The suspected gunman from Saturday's deadly shooting in Arizona was stopped for running a red light hours before the attack, police say.
Jared Loughner, 22, was given a verbal warning by an Arizona police officer, the Associated Press reported.
Fresh details have begun to emerge about the hours ahead of the attack in which six people were killed and 13 injured, including a congresswoman.
Mr Loughner has been jailed pending trial for the attack.
US Congresswoman Gabrielle Giffords, a Democrat, remains in critical condition after being shot through the head in the Saturday attack at a grocery store where she was holding a constituent event.
In Tucson, Arizona, where Mr Loughner lived and where the attack took place, investigators have said they found a handwritten note among Mr Loughner's effects bearing the words "Die, bitch", which they believe was a reference to Ms Giffords.
Other notes previously disclosed read "I planned ahead", "My assassination" and "Giffords".
The Arizona wildlife officer who stopped Mr Loughner the morning of the attack took his name and vehicle registration, and released him with a verbal warning after learning he was not wanted on any warrants.
"He had a valid license, the car was registered, he had insurance," Arizona Game and Fish department spokesman Jim Paxon said.
"He was warned and released because we had no probable cause to hold, or do an extensive search."

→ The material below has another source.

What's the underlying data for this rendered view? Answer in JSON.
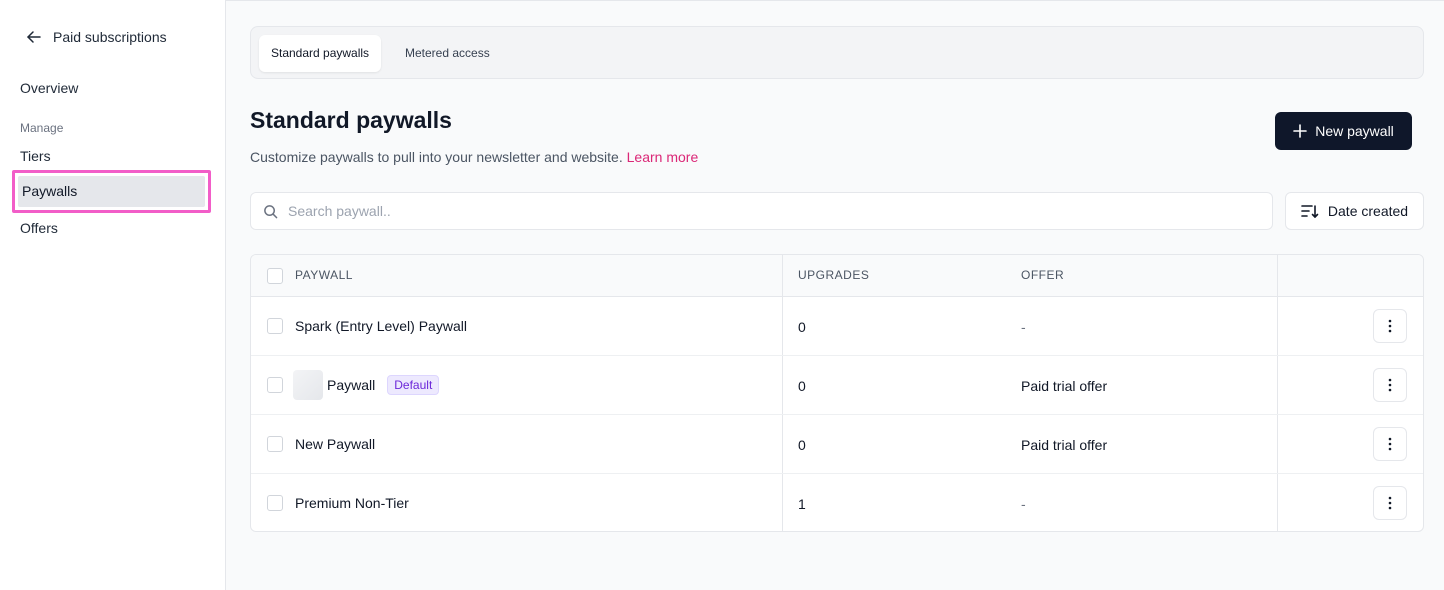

Also the morning before the shooting, Mr Loughner was confronted by his father, who asked why he was removing a black bag from the trunk of the family car, reports quoting law enforcement officials said.
Mr Loughner, who had been expelled from a local college over concerns for his mental health and had been rejected by the US Army for drug use, fled into the desert, AP said.
Mr Loughner's parents late on Tuesday released a statement saying they had been devastated by the attack and pleaded for privacy.
"There are no words that can possibly express how we feel," Randy and Amy Loughner wrote in a statement handed to reporters waiting outside their house.
"We wish that there were, so we could make you feel better. We don't understand why this happened. We care very deeply about the victims and their families. We are so very sorry for their loss."
It has also emerged that police had been to the Loughner house before the attack.
The Wall Street Journal reported police visited the house to investigate non-violent incidents, including a report by Jared Loughner of identity theft, a noise complaint and Amy Loughner's claim that someone had stolen her license plate sticker.
Mr Loughner has been charged with several federal crimes over the shooting, and could face the death penalty if convicted. In an initial court appearance on Monday, he was remanded in custody pending trial.